Over the past few millenia, I’ve observed several truly golden eras of debauchery, and I feel that a list of the great eras of the party is justified. Of course, I will limit myself to those parties at which an undead person would 1) not be ashamed to be seen at and 2) not cause a panic. I’m certain there have been some enjoyable orgies among illiterate goatherders in unregarded rural villages in the Appenines, but we need not concern ourselves with them for the nonce.
I present, in order, the great party epochs you shouldn’t have missed if you were alive, or undead, at the time:
5) Babylon under the rule of Ishtar. The energy of budding civilization – there were no rules for anything back then – great-looking city walls and the best setting for a garden party ever made the nightlife noteworthy. The fact that the largest prostitution ring was run by the official religion (giving you an idea of what ‘morals’ meant back then) made it legendary.
4) Pericle’s Greece. Have you seen the movie Caligula? Yes? Good. Well, remember that they were Romans, and the Romans learned everything they knew from the Classical Greeks. They stole their gods, their alphabet, and their ethics from the declining Hellenes, but something was lost in the transition. The Greeks remain the true masters of the decadent orgy.
3) The court of Louis XVI. Talk about throwing everything at a party. These people had the entire wealth of a nation to spend on their blowouts – and they did. Each noble saw it as his duty to bankrupt his duchy to purchase wine when his turn to host the proceedings rolled around, and the dress code was strict: brand new clothes produced to that week’s fashion would get you in – anything else would get you sent around back to the servant’s quarters, although this banishment would likely only last until the inebriated nobles – male, female, undecided, undead, whatever – came around looking for something to add variety to the revelry. It was a time of parties well worth losing one’s head over.
2) Victorian England. Let’s just say that neither Charlotte Bronte nor Jane Austen got invited to the good parties. The late 19th century was a riot behind closed doors, and the upper classes went further and farther than anyone had dared before or since. If I weren’t sworn to secrecy, you’d be shocked at the truth behind Jack the Ripper. The only thing keeping this epoch from taking the top spot was their insistence on using opium-based drugs.

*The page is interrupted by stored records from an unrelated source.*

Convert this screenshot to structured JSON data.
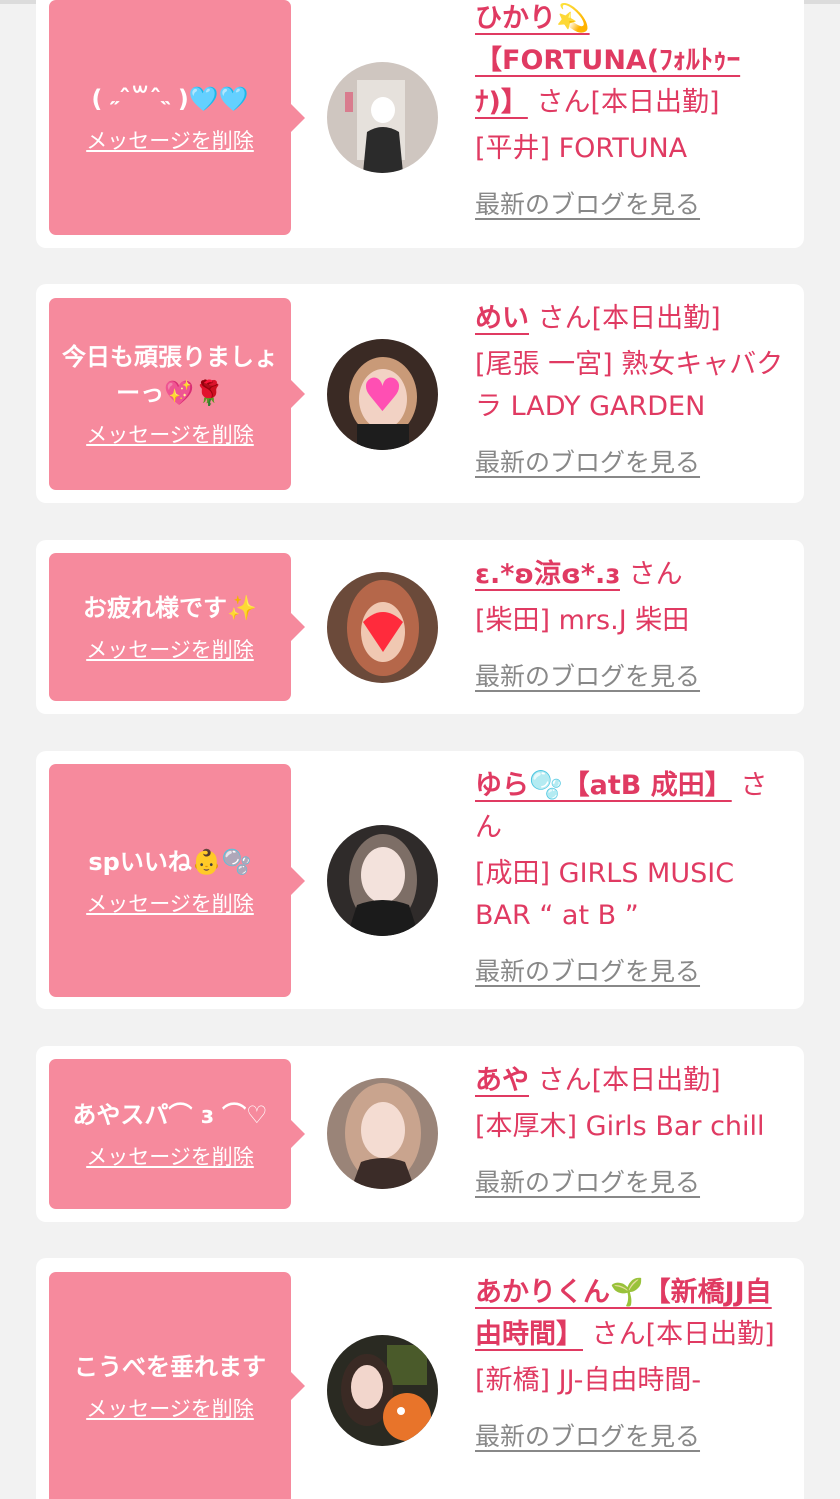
{
  "delete_label": "メッセージを削除",
  "blog_label": "最新のブログを見る",
  "san_label": "さん",
  "cards": [
    {
      "message": "( ˶ˆ꒳ˆ˵ )🩵🩵",
      "name": "ひかり💫【FORTUNA(ﾌｫﾙﾄｩｰﾅ)】",
      "status": "[本日出勤]",
      "shop": "[平井] FORTUNA"
    },
    {
      "message": "今日も頑張りましょーっ💖🌹",
      "name": "めい",
      "status": "[本日出勤]",
      "shop": "[尾張 一宮] 熟女キャバクラ LADY GARDEN"
    },
    {
      "message": "お疲れ様です✨",
      "name": "ɛ.*ʚ涼ɞ*.ɜ",
      "status": "",
      "shop": "[柴田] mrs.J 柴田"
    },
    {
      "message": "spいいね👶🫧",
      "name": "ゆら🫧【atB 成田】",
      "status": "",
      "shop": "[成田] GIRLS MUSIC BAR “ at B ”"
    },
    {
      "message": "あやスパ⌒ ɜ ⌒♡",
      "name": "あや",
      "status": "[本日出勤]",
      "shop": "[本厚木] Girls Bar chill"
    },
    {
      "message": "こうべを垂れます",
      "name": "あかりくん🌱【新橋JJ自由時間】",
      "status": "[本日出勤]",
      "shop": "[新橋] JJ-自由時間-"
    }
  ],
  "colors": {
    "background": "#f2f2f2",
    "bubble": "#f68a9d",
    "accent": "#e03a62",
    "link_gray": "#888888"
  }
}
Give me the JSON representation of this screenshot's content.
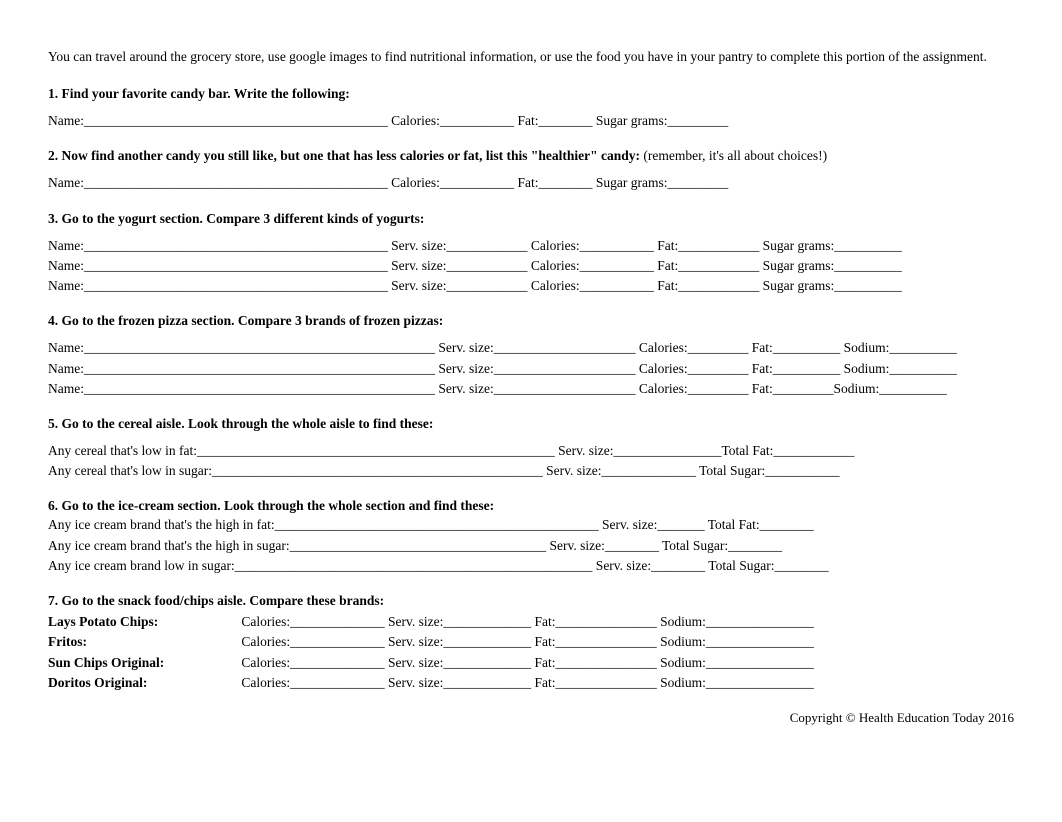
{
  "intro": "You can travel around the grocery store, use google images to find nutritional information, or use the food you have in your pantry to complete this portion of the assignment.",
  "q1": {
    "head": "1. Find your favorite candy bar. Write the following:",
    "line": "Name:_____________________________________________ Calories:___________ Fat:________ Sugar grams:_________"
  },
  "q2": {
    "head": "2. Now find another candy you still like, but one that has less calories or fat, list this \"healthier\" candy:",
    "tail": "   (remember, it's all about choices!)",
    "line": "Name:_____________________________________________ Calories:___________ Fat:________ Sugar grams:_________"
  },
  "q3": {
    "head": "3. Go to the yogurt section. Compare 3 different kinds of yogurts:",
    "rows": [
      "Name:_____________________________________________ Serv. size:____________ Calories:___________ Fat:____________ Sugar grams:__________",
      "Name:_____________________________________________ Serv. size:____________ Calories:___________ Fat:____________ Sugar grams:__________",
      "Name:_____________________________________________ Serv. size:____________ Calories:___________ Fat:____________ Sugar grams:__________"
    ]
  },
  "q4": {
    "head": "4. Go to the frozen pizza section. Compare 3 brands of frozen pizzas:",
    "rows": [
      "Name:____________________________________________________ Serv. size:_____________________ Calories:_________ Fat:__________ Sodium:__________",
      "Name:____________________________________________________ Serv. size:_____________________ Calories:_________ Fat:__________ Sodium:__________",
      "Name:____________________________________________________ Serv. size:_____________________ Calories:_________ Fat:_________Sodium:__________"
    ]
  },
  "q5": {
    "head": "5. Go to the cereal aisle. Look through the whole aisle to find these:",
    "rows": [
      "Any cereal that's low in fat:_____________________________________________________ Serv. size:________________Total Fat:____________",
      "Any cereal that's low in sugar:_________________________________________________ Serv. size:______________ Total Sugar:___________"
    ]
  },
  "q6": {
    "head": "6. Go to the ice-cream section. Look through the whole section and find these:",
    "rows": [
      "Any ice cream brand that's the high in fat:________________________________________________ Serv. size:_______ Total Fat:________",
      "Any ice cream brand that's the high in sugar:______________________________________ Serv. size:________ Total Sugar:________",
      "Any ice cream brand low in sugar:_____________________________________________________ Serv. size:________ Total Sugar:________"
    ]
  },
  "q7": {
    "head": "7. Go to the snack food/chips aisle. Compare these brands:",
    "brands": [
      {
        "name": "Lays Potato Chips:",
        "fields": "Calories:______________ Serv. size:_____________ Fat:_______________ Sodium:________________"
      },
      {
        "name": "Fritos:",
        "fields": "Calories:______________ Serv. size:_____________ Fat:_______________ Sodium:________________"
      },
      {
        "name": "Sun Chips Original:",
        "fields": "Calories:______________ Serv. size:_____________ Fat:_______________ Sodium:________________"
      },
      {
        "name": "Doritos Original:",
        "fields": "Calories:______________ Serv. size:_____________ Fat:_______________ Sodium:________________"
      }
    ]
  },
  "footer": "Copyright © Health Education Today 2016"
}
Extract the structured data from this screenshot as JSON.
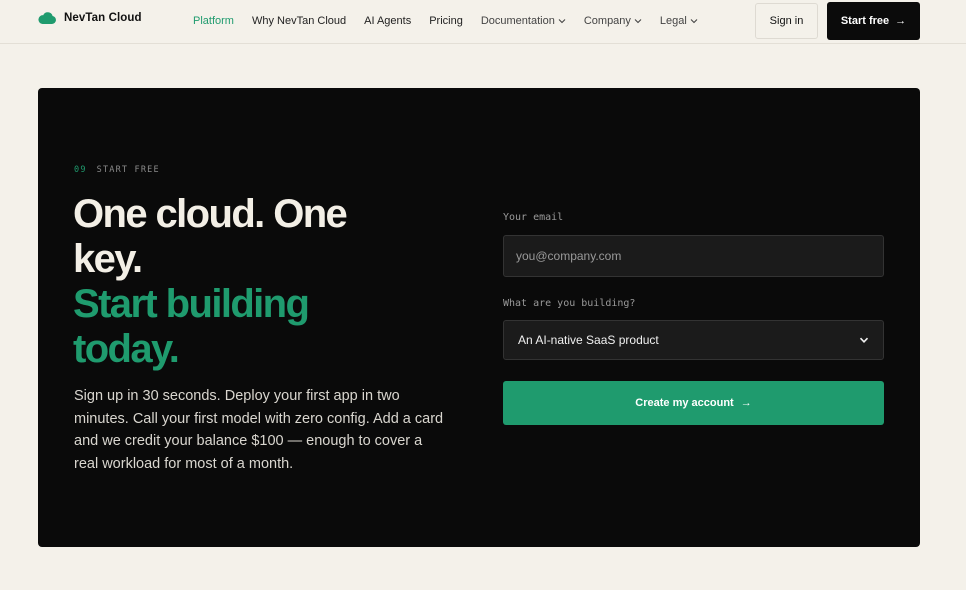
{
  "brand": {
    "name": "NevTan Cloud",
    "accent": "#1f9b6e"
  },
  "nav": {
    "items": [
      {
        "label": "Platform",
        "active": true
      },
      {
        "label": "Why NevTan Cloud"
      },
      {
        "label": "AI Agents"
      },
      {
        "label": "Pricing"
      },
      {
        "label": "Documentation",
        "dropdown": true
      },
      {
        "label": "Company",
        "dropdown": true
      },
      {
        "label": "Legal",
        "dropdown": true
      }
    ],
    "signin_label": "Sign in",
    "start_label": "Start free",
    "start_arrow": "→"
  },
  "hero": {
    "eyebrow_num": "09",
    "eyebrow_text": "START FREE",
    "headline_line1": "One cloud. One",
    "headline_line2": "key.",
    "headline_green1": "Start building",
    "headline_green2": "today.",
    "lede": "Sign up in 30 seconds. Deploy your first app in two minutes. Call your first model with zero config. Add a card and we credit your balance $100 — enough to cover a real workload for most of a month."
  },
  "form": {
    "email_label": "Your email",
    "email_placeholder": "you@company.com",
    "email_value": "",
    "building_label": "What are you building?",
    "building_selected": "An AI-native SaaS product",
    "submit_label": "Create my account",
    "submit_arrow": "→"
  }
}
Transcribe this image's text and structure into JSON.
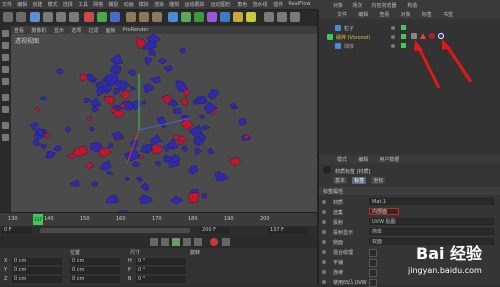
{
  "menubar": [
    "文件",
    "编辑",
    "创建",
    "模式",
    "选择",
    "工具",
    "网格",
    "捕捉",
    "动画",
    "模拟",
    "渲染",
    "雕刻",
    "运动跟踪",
    "运动图形",
    "角色",
    "流水线",
    "插件",
    "RealFlow",
    "脚本",
    "窗口",
    "帮助"
  ],
  "viewport": {
    "menu": [
      "查看",
      "摄像机",
      "显示",
      "选项",
      "过滤",
      "面板",
      "ProRender"
    ],
    "label": "透视视图"
  },
  "timeline": {
    "ticks": [
      "130",
      "140",
      "150",
      "160",
      "170",
      "180",
      "190",
      "200"
    ],
    "current_frame": "137",
    "frame_readout": "137 F",
    "start_field": "0 F",
    "end_field": "200 F"
  },
  "coords": {
    "headers": [
      "位置",
      "尺寸",
      "旋转"
    ],
    "rows": [
      {
        "axis": "X",
        "pos": "0 cm",
        "size": "0 cm",
        "rot_label": "H",
        "rot": "0 °"
      },
      {
        "axis": "Y",
        "pos": "0 cm",
        "size": "0 cm",
        "rot_label": "P",
        "rot": "0 °"
      },
      {
        "axis": "Z",
        "pos": "0 cm",
        "size": "0 cm",
        "rot_label": "B",
        "rot": "0 °"
      }
    ]
  },
  "right_tabs": [
    "对象",
    "场次",
    "内容浏览器",
    "构造"
  ],
  "object_manager": {
    "menu": [
      "文件",
      "编辑",
      "查看",
      "对象",
      "标签",
      "书签"
    ],
    "objects": [
      {
        "name": "粒子"
      },
      {
        "name": "破碎 (Voronoi)"
      },
      {
        "name": "球体"
      }
    ]
  },
  "attributes": {
    "menu": [
      "模式",
      "编辑",
      "用户数据"
    ],
    "title": "材质标签 [材质]",
    "tabs": [
      "基本",
      "标签",
      "坐标"
    ],
    "section": "标签属性",
    "fields": [
      {
        "label": "材质",
        "value": "Mat.1"
      },
      {
        "label": "选集",
        "value": "内部面"
      },
      {
        "label": "投射",
        "value": "UVW 贴图"
      },
      {
        "label": "投射显示",
        "value": "简单"
      },
      {
        "label": "侧面",
        "value": "双面"
      },
      {
        "label": "混合纹理",
        "value": ""
      },
      {
        "label": "平铺",
        "value": ""
      },
      {
        "label": "连续",
        "value": ""
      },
      {
        "label": "使用凹凸 UVW",
        "value": ""
      }
    ]
  },
  "watermark": {
    "main": "Bai 经验",
    "sub": "jingyan.baidu.com"
  },
  "colors": {
    "fragment_blue": "#2f2aa8",
    "fragment_red": "#c0182a",
    "annotation_red": "#e01818",
    "selection_green": "#3cc95a"
  }
}
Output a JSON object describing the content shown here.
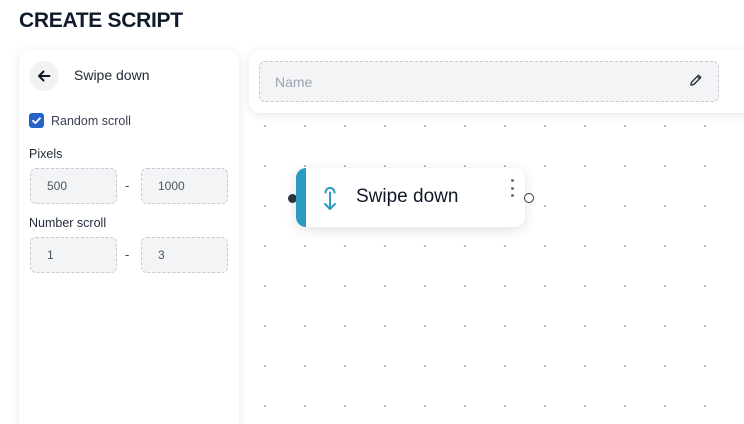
{
  "page": {
    "title": "CREATE SCRIPT"
  },
  "panel": {
    "title": "Swipe down",
    "back_icon": "arrow-left-icon",
    "random_scroll": {
      "label": "Random scroll",
      "checked": true
    },
    "pixels": {
      "label": "Pixels",
      "min": "500",
      "max": "1000",
      "separator": "-"
    },
    "number_scroll": {
      "label": "Number scroll",
      "min": "1",
      "max": "3",
      "separator": "-"
    }
  },
  "toolbar": {
    "name_placeholder": "Name",
    "edit_icon": "pencil-icon"
  },
  "node": {
    "label": "Swipe down",
    "icon": "swipe-down-icon",
    "accent_color": "#2b9bbf"
  },
  "colors": {
    "checkbox": "#2563c9",
    "title": "#0f1a2b"
  }
}
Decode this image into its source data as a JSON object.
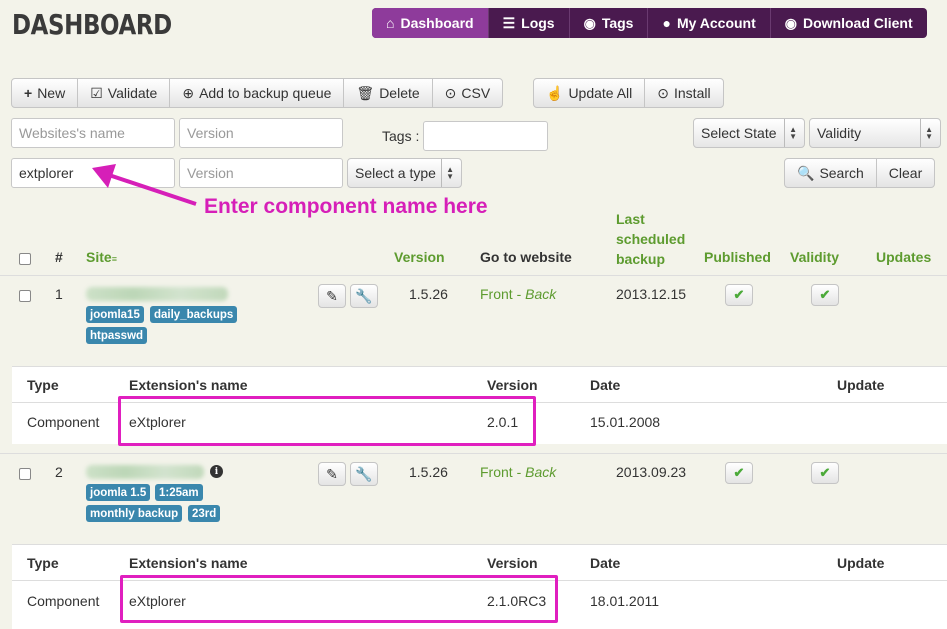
{
  "page": {
    "title": "DASHBOARD"
  },
  "nav": {
    "dashboard": "Dashboard",
    "logs": "Logs",
    "tags": "Tags",
    "account": "My Account",
    "download": "Download Client"
  },
  "toolbar": {
    "new": "New",
    "validate": "Validate",
    "add_queue": "Add to backup queue",
    "delete": "Delete",
    "csv": "CSV",
    "update_all": "Update All",
    "install": "Install"
  },
  "filters": {
    "site_name_placeholder": "Websites's name",
    "version_placeholder": "Version",
    "tags_label": "Tags :",
    "tags_value": "",
    "select_state": "Select State",
    "validity": "Validity",
    "component_value": "extplorer",
    "version2_placeholder": "Version",
    "select_type": "Select a type",
    "search": "Search",
    "clear": "Clear"
  },
  "annotation": "Enter component name here",
  "table": {
    "headers": {
      "num": "#",
      "site": "Site",
      "version": "Version",
      "goto": "Go to website",
      "last_backup_1": "Last",
      "last_backup_2": "scheduled",
      "last_backup_3": "backup",
      "published": "Published",
      "validity": "Validity",
      "updates": "Updates"
    },
    "rows": [
      {
        "num": "1",
        "tags": [
          "joomla15",
          "daily_backups",
          "htpasswd"
        ],
        "version": "1.5.26",
        "front": "Front",
        "sep": " - ",
        "back": "Back",
        "last_backup": "2013.12.15",
        "ext": {
          "h_type": "Type",
          "h_name": "Extension's name",
          "h_version": "Version",
          "h_date": "Date",
          "h_update": "Update",
          "type": "Component",
          "name": "eXtplorer",
          "version": "2.0.1",
          "date": "15.01.2008"
        }
      },
      {
        "num": "2",
        "tags": [
          "joomla 1.5",
          "1:25am",
          "monthly backup",
          "23rd"
        ],
        "version": "1.5.26",
        "front": "Front",
        "sep": " - ",
        "back": "Back",
        "last_backup": "2013.09.23",
        "ext": {
          "h_type": "Type",
          "h_name": "Extension's name",
          "h_version": "Version",
          "h_date": "Date",
          "h_update": "Update",
          "type": "Component",
          "name": "eXtplorer",
          "version": "2.1.0RC3",
          "date": "18.01.2011"
        }
      }
    ]
  },
  "colors": {
    "nav_bg": "#4a1a4f",
    "nav_active": "#8e3b9b",
    "highlight": "#e01fbf",
    "link": "#5d9b2f",
    "tag": "#3a87ad"
  }
}
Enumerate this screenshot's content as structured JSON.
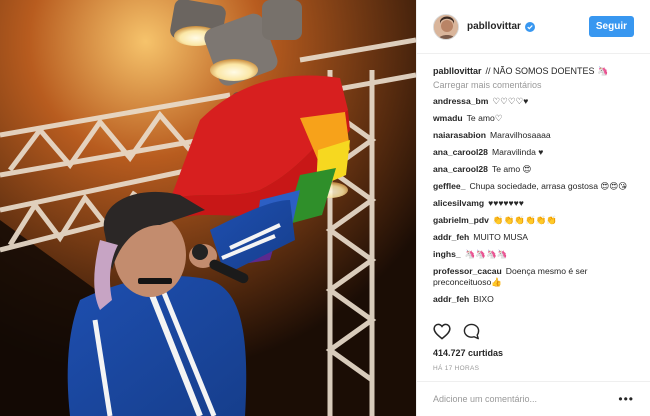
{
  "header": {
    "username": "pabllovittar",
    "follow_label": "Seguir"
  },
  "caption": {
    "username": "pabllovittar",
    "text": "// NÃO SOMOS DOENTES 🦄"
  },
  "load_more_label": "Carregar mais comentários",
  "comments": [
    {
      "user": "andressa_bm",
      "text": "♡♡♡♡♥"
    },
    {
      "user": "wmadu",
      "text": "Te amo♡"
    },
    {
      "user": "naiarasabion",
      "text": "Maravilhosaaaa"
    },
    {
      "user": "ana_carool28",
      "text": "Maravilinda ♥"
    },
    {
      "user": "ana_carool28",
      "text": "Te amo 😍"
    },
    {
      "user": "gefflee_",
      "text": "Chupa sociedade, arrasa gostosa 😍😍😘"
    },
    {
      "user": "alicesilvamg",
      "text": "♥♥♥♥♥♥♥"
    },
    {
      "user": "gabrielm_pdv",
      "text": "👏👏👏👏👏👏"
    },
    {
      "user": "addr_feh",
      "text": "MUITO MUSA"
    },
    {
      "user": "inghs_",
      "text": "🦄🦄🦄🦄"
    },
    {
      "user": "professor_cacau",
      "text": "Doença mesmo é ser preconceituoso👍"
    },
    {
      "user": "addr_feh",
      "text": "BIXO"
    }
  ],
  "likes": "414.727 curtidas",
  "timestamp": "HÁ 17 HORAS",
  "comment_placeholder": "Adicione um comentário...",
  "more_label": "•••",
  "colors": {
    "accent": "#3897f0",
    "text": "#262626",
    "muted": "#999999",
    "border": "#efefef"
  }
}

Not much of a party when one is too relaxed to stay upright.
1) The roaring twenties. American Robber Baronesses meet the landed European gentry – and seduce it. Women’s liberation finally brought what had been happening forever out into the open. We were introduced to the vamp, the femme fatale and the powerful female figure, much to the distress of the middle class, who have always been the only ones to believe in morality in the first place (which is unsurprising, since it has always been a tool to control them). Hard drugs and slinky dresses, impeccably dressed men and fast cars all performing to the beat of the foxtrot at eleven, and the tango at three – a prelude to other things. If you moved in the right circles, prohibition was a joke – something that happened to strict churchgoers. Black Tuesday robbed future generaions of the pinnacle of party – perhaps it’s just as well, because there was no way that generation would have survived much longer if they’d gone on like that.
Best of all, these epochs were undead-friendly, provided that particular undead didn’t smell and had gone to the right school. Imagine popping into even the best party today, and asking if the house had an excess stable boy whose blood you might suck – your host would grow pale and mutter some lame excuse. And you call that a party.
The bar has been set. I expect all of you to strive to clear it from now on.